Somewhere in the middle of Bryonn Bain’s soulful one-of-a-kind show, the playwright/poet/performer recounts an interview between himself and a public defender. Their talk takes place in an interrogation room in a New York City police precinct, where Bain has been wrongly detained on criminal charges. The Nuyorican Grand Slam Poetry champion and teacher of incarcerated youth explains to the legal aid attorney that the situation at hand is a case of mistaken identity, and patiently introduces himself as a professional individual — a graduate of Columbia, teaching at NYU and studying law at Harvard.
The attorney — the second he’s spoken to after the first one brusquely and indifferently dismissed his claims — seems empathetic, but wears a surgical mask and gloves, and identifies herself as a professional nurse (a certification she holds in addition to her law degree). Instead of accepting Bain’s word, she suggests that he is lying about his degrees, or that he may be confusing reality and fantasy, and needs help.

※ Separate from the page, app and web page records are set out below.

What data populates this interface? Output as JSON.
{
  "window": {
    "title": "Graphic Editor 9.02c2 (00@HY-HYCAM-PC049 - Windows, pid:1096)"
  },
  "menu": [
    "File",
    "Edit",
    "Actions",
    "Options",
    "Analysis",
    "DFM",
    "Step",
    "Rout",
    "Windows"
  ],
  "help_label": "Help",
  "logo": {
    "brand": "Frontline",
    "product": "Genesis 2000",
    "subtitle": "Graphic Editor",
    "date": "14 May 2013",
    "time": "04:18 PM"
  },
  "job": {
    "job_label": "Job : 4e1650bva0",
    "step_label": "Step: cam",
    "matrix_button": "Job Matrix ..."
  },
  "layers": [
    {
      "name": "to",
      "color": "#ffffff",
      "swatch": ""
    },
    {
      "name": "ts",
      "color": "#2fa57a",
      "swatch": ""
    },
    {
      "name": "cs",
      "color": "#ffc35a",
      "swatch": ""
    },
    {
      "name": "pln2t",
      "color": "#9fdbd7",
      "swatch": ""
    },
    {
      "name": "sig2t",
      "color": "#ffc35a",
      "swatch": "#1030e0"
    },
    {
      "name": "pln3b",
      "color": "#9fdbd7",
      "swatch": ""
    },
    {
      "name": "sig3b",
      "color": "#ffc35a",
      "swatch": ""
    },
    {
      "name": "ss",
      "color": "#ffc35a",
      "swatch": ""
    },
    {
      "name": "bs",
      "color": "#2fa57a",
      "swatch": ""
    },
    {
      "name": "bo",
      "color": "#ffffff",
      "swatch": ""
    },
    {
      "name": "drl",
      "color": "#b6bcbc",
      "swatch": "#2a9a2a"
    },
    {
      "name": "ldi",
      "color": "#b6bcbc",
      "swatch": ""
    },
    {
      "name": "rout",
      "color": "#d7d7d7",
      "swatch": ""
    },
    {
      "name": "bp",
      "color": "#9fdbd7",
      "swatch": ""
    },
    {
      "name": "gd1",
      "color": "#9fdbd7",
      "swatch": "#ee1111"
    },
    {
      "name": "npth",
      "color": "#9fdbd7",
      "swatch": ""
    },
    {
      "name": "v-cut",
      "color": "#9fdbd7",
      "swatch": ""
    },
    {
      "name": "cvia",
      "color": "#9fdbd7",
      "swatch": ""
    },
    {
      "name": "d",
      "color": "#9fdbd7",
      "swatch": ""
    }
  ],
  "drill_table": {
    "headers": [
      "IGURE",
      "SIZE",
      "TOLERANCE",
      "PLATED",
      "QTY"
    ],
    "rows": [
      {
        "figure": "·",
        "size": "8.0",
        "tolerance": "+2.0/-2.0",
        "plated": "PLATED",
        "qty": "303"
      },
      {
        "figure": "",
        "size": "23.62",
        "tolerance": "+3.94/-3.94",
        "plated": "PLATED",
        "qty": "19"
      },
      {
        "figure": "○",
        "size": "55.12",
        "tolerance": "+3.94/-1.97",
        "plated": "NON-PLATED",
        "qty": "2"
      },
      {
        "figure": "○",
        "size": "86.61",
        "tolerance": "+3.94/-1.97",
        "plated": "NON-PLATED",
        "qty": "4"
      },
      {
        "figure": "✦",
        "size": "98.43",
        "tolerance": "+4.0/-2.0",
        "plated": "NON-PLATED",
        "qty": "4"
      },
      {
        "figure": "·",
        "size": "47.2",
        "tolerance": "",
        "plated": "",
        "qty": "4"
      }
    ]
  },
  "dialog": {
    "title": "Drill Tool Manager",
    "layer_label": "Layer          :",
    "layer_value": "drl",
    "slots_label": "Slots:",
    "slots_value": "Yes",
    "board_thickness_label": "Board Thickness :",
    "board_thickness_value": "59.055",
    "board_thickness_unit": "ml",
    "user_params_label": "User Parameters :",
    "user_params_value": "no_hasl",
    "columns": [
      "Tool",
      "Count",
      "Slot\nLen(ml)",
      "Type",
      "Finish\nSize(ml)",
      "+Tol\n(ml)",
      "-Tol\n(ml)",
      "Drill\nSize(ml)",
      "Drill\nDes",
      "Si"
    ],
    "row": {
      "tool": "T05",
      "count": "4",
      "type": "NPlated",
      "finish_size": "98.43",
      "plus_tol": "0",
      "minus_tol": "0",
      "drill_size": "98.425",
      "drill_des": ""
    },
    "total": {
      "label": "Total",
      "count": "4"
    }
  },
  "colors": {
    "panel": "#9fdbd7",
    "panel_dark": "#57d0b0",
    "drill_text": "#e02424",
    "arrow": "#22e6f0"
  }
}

Bain’s tale of this run-in with New York City law enforcement is a single thread in a multilayered multimedia work that highlights racial profiling and the unjust incarceration of hundreds of thousands of Americans — the majority of whom are poor and people of color. The show, a fusion of music and spoken word against a backdrop of stunning images, illuminates this national stain in a profound way. It’s at once a personal story and an all-embracing one.
Directed by Gina Belafonte, Lyrics From Lockdown starts out low-key — on a proscenium, absent the performer, but with the melancholic refrain of Sting’s “How Fragile We Are” reverberating as the statistics of incarceration in the U.S. (which have mounted from decade to decade) are projected onto an overhead scrim. Then Bain appears, descending from a high balcony, voicing his own lyrics to Sting’s haunting score.
Once face to face with the audience, he begins a parable about Beauty and Ugliness. (The latter once stole Beauty’s garments and wore them, leaving Beauty bereft — and ever since some people have confused the two.) The tale is a preface to his theme that “things are not what they seem” — and to a subsequent parade of hip-hop and spoken word that juxtaposes personal anecdotes, anthropomorphic parables (reflecting his Trinidadian heritage) and social and political commentary that speak to the empowerment of people of color, the importance of personal freedom, and the distinction between religion and spirituality.
One of his most vivid portrayals is of his mom, a dedicated church–goer whom he describes as “the tallest 4’ 11” tree in the forest.” She once threatened a bully with knife in defense of her elder sister, and her notion of following in Jesus’ footsteps was to take up a sword rather than turn the other cheek.
The most heartrending element of the show are the “death row” letters of Nanon Williams, now a writer and prison activist, whose open, handsome face we observe on a back screen, as we listen to his words in voice-over. Williams, aged 17, was convicted of murder in 1992 and placed on Death Row in Texas, where he remains, despite numerous legal appeals, the vacating of his death sentence in 2005 and a judge having ordered his release on the grounds of ineffective counsel. (Amnesty International had cast doubt on his guilt in a report issued in 2004.)
Though I can tell you what Bain’s show is about and what he strives to share, it’s more difficult to convey the combined artistry of this production, its skillful blend of poetry, music and image, constructed around this singular talent. The live band — Isaiah Gage on cello, Click tha Supa Latin on beatbox and John B. Williams on bass — are integral to the performance, best described as art, in the service of justice, at its best.
The Actors Gang, 9070 Venice Blvd., Culver City; Thurs., 8 p.m. (pay-what-you-can; arrive before 7:30 p.m.); Fri., 9 p.m., Sat., 8 p.m.; through February 25. (310) 838-4264 or theactorsgang.com